As some of the world’s best golfers are punished for their exodus to LIV Golf, Bob Ley calls for equal treatment of the NBA’s relationship with China.
Brooks Koepka, Bryson DeChambeau, Phil Mickelson and many other big names have been accused of serving as a tool for sports laundering by jumping into LIV Golf, and rightfully so considering the league is financed with Saudi money. Saudi Arabia has notoriously bad human rights problems, generating billions of dollars from oil and slave labor. But China has its own notoriously bad human rights problems, and the NBA has, for decades, profited from its business dealings with a country that similarly uses slave labor, along with a litany of other human rights concerns.
“It’s very easy to get angry and angry at LIV Golf and the Saudis, all I ask is philosophical and ideological consistency,” said former ESPN host Bob Ley on What Did I Miss? by Michelle Beadle. podcast. “Apply it to China consistently, LeBron.”
Ley noted Adam Silver’s poor response three years ago, when NBA executive Daryl Morey tweeted in support of Hong Kong’s anti-China protests. But Ley added that the NBA commissioner has since acknowledged some of the human rights problems in China, costing the league millions of dollars in doing so.
“There have been other reports,” Ley said. “I mean, the Fainaru brothers from ESPN.com have shown some of the stuff with camps and the knowledge of what’s involved in the NBA. China has as many problems as any other country, and the outrage is tempered by the popularity of the sport and the dollars at stake?
Ley specifically singled out LeBron James, who has been a leading voice on issues of social and racial inequality within the United States, but continues to turn a blind eye to China’s deplorable human rights problems.

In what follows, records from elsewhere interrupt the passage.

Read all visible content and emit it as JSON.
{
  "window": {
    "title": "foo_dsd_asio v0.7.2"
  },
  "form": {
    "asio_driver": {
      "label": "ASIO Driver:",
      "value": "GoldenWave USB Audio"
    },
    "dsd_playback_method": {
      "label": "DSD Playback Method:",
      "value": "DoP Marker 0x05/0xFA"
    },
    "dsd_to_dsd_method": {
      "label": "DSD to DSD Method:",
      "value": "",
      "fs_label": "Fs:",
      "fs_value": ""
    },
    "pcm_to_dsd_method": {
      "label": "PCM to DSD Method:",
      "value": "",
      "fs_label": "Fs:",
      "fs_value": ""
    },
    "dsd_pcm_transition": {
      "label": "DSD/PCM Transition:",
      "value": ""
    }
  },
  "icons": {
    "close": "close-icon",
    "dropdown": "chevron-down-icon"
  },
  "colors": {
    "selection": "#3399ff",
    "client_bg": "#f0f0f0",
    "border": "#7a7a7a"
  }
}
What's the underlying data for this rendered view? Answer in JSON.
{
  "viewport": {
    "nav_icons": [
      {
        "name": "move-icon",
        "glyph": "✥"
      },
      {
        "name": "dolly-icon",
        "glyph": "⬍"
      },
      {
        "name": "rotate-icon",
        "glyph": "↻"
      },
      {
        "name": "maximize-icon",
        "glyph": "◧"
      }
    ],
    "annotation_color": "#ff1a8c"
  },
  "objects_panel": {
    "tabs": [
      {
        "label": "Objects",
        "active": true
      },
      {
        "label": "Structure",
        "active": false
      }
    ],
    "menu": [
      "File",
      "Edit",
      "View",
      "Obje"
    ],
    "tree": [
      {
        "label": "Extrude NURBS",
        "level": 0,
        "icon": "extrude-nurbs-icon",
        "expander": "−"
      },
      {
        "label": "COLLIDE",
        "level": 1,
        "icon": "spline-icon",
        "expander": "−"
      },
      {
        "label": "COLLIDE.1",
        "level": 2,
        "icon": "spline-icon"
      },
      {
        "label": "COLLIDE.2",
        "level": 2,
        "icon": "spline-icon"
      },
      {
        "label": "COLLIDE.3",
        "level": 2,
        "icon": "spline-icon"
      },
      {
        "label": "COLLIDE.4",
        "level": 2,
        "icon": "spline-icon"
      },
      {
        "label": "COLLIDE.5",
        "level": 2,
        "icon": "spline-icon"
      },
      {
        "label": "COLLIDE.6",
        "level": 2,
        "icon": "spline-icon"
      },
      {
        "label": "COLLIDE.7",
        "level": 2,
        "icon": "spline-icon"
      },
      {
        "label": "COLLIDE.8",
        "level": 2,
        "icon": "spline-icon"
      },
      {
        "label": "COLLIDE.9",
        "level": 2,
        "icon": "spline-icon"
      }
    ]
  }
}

“I think LeBron has a responsibility and, more importantly, an opportunity. And it’s easy for people to jump to the conclusion that players, at a time when social voice and fairness are a very important part of sports, more than ever, this is an opportunity to take a stand. If you’re a billionaire, you can afford to take a stand and at least educate yourself,” Ley told Beadle.

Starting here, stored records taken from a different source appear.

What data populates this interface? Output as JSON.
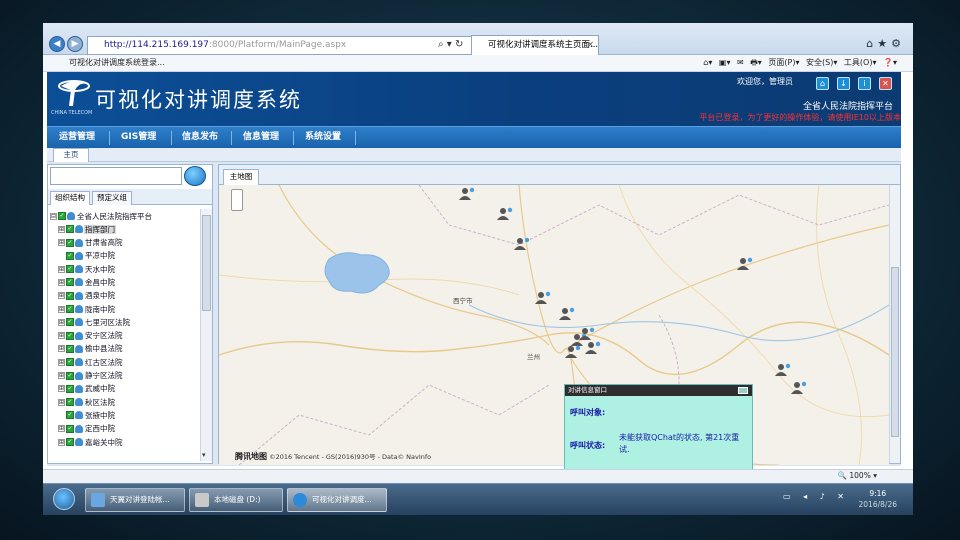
{
  "browser": {
    "address": "http://114.215.169.197:8000/Platform/MainPage.aspx",
    "address_host": "http://114.215.169.197",
    "address_rest": ":8000/Platform/MainPage.aspx",
    "tab_title": "可视化对讲调度系统主页面...",
    "fav_title": "可视化对讲调度系统登录...",
    "toolbar": [
      "页面(P)",
      "安全(S)",
      "工具(O)"
    ]
  },
  "app": {
    "logo_caption": "CHINA TELECOM",
    "title": "可视化对讲调度系统",
    "welcome": "欢迎您，管理员",
    "org_name": "全省人民法院指挥平台",
    "marquee": "平台已登录，为了更好的操作体验，请使用IE10以上版本"
  },
  "menu": [
    "运营管理",
    "GIS管理",
    "信息发布",
    "信息管理",
    "系统设置"
  ],
  "subtab": "主页",
  "left": {
    "tabs": [
      "组织结构",
      "预定义组"
    ],
    "tree": [
      {
        "label": "全省人民法院指挥平台",
        "level": 0,
        "expander": "⊟",
        "hl": false
      },
      {
        "label": "指挥部门",
        "level": 1,
        "expander": "⊞",
        "hl": true
      },
      {
        "label": "甘肃省高院",
        "level": 1,
        "expander": "⊞",
        "hl": false
      },
      {
        "label": "平凉中院",
        "level": 1,
        "expander": "",
        "hl": false
      },
      {
        "label": "天水中院",
        "level": 1,
        "expander": "⊞",
        "hl": false
      },
      {
        "label": "金昌中院",
        "level": 1,
        "expander": "⊞",
        "hl": false
      },
      {
        "label": "酒泉中院",
        "level": 1,
        "expander": "⊞",
        "hl": false
      },
      {
        "label": "陇南中院",
        "level": 1,
        "expander": "⊞",
        "hl": false
      },
      {
        "label": "七里河区法院",
        "level": 1,
        "expander": "⊞",
        "hl": false
      },
      {
        "label": "安宁区法院",
        "level": 1,
        "expander": "⊞",
        "hl": false
      },
      {
        "label": "榆中县法院",
        "level": 1,
        "expander": "⊞",
        "hl": false
      },
      {
        "label": "红古区法院",
        "level": 1,
        "expander": "⊞",
        "hl": false
      },
      {
        "label": "静宁区法院",
        "level": 1,
        "expander": "⊞",
        "hl": false
      },
      {
        "label": "武威中院",
        "level": 1,
        "expander": "⊞",
        "hl": false
      },
      {
        "label": "秋区法院",
        "level": 1,
        "expander": "⊞",
        "hl": false
      },
      {
        "label": "张掖中院",
        "level": 1,
        "expander": "",
        "hl": false
      },
      {
        "label": "定西中院",
        "level": 1,
        "expander": "⊞",
        "hl": false
      },
      {
        "label": "嘉峪关中院",
        "level": 1,
        "expander": "⊞",
        "hl": false
      }
    ]
  },
  "map": {
    "tab": "主地图",
    "city_label": "西宁市",
    "city2_label": "兰州",
    "brand": "腾讯地图",
    "copyright": "©2016 Tencent - GS(2016)930号 - Data© NavInfo",
    "zoom": "100%"
  },
  "popup": {
    "title": "对讲信息窗口",
    "caller_label": "呼叫对象:",
    "status_label": "呼叫状态:",
    "status_text": "未能获取QChat的状态, 第21次重试.",
    "hangup": "挂断"
  },
  "taskbar": {
    "tasks": [
      "天翼对讲登陆帐...",
      "本地磁盘 (D:)",
      "可视化对讲调度..."
    ],
    "time": "9:16",
    "date": "2016/8/26"
  }
}
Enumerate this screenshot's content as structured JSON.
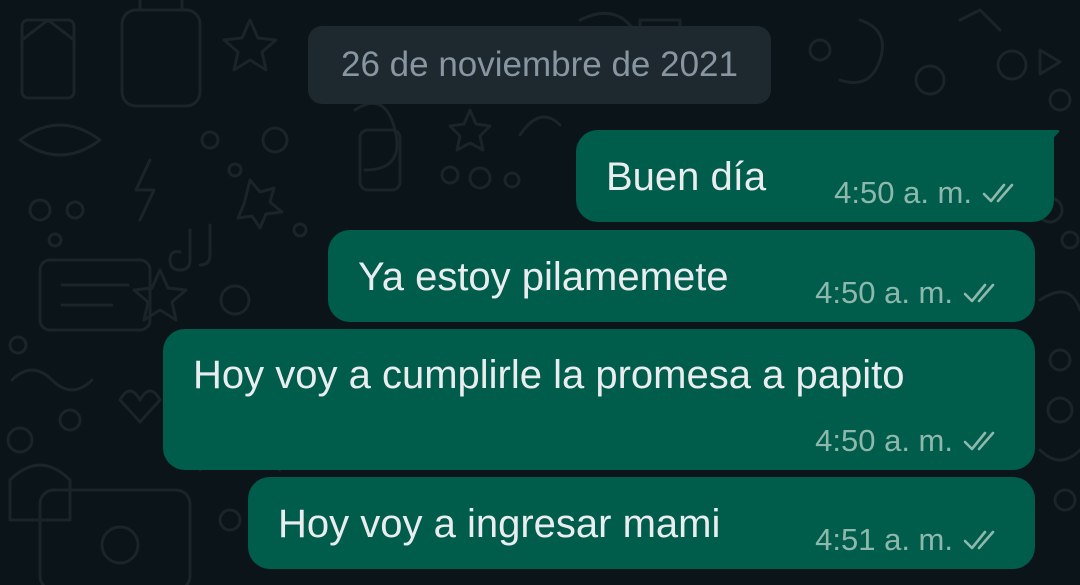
{
  "chat": {
    "date_separator": "26 de noviembre de 2021",
    "messages": [
      {
        "text": "Buen día",
        "time": "4:50 a. m.",
        "status": "read"
      },
      {
        "text": "Ya estoy pilamemete",
        "time": "4:50 a. m.",
        "status": "read"
      },
      {
        "text": "Hoy voy a cumplirle la promesa a papito",
        "time": "4:50 a. m.",
        "status": "read"
      },
      {
        "text": "Hoy voy a ingresar mami",
        "time": "4:51 a. m.",
        "status": "read"
      }
    ]
  },
  "colors": {
    "background": "#0b1418",
    "outgoing_bubble": "#005c4b",
    "date_chip": "#1d282f",
    "message_text": "#e9edef",
    "meta_text": "#8fb8ad"
  },
  "icons": {
    "status_read": "double-check-icon"
  }
}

“Freedom of expression in China is a very different thing, freedom of internet access is a very different thing… are we comfortable dealing with a nation like that and putting it all on the table?” Law continued. “Those are questions that people have to answer. If you want to be furious at LIV Golf, and you have every right to… pause, take a deep breath and look at China and see, should this outrage or this introspection and attention extend to the NBA?
The difference between NBA players and athletes who join LIV Golf is that these golfers choose to go to a league backed by a country with human rights issues. At LIV Golf, it is the individual players who serve as the tool for sportwashing. Therefore, the media will continue to ask these golfers about their decision. Basketball players, however, have no other high-level option, so the media is less inclined to ask them about the NBA’s dealings with China. The NBA is, regardless of whether or not you agree with the league’s business relationships.
What I appreciate about Ley’s call to action is that he didn’t criticize James or other NBA players for their social initiatives in the United States. NBA players understandably prioritize issues within their community, and they cannot be expected to address every human rights issue around the world. It would be great if James drew attention to the problems in China, but the fact that he doesn’t shouldn’t detract from his philanthropy and social conscience in the US.
[What Did I Miss? With Michelle Beadle]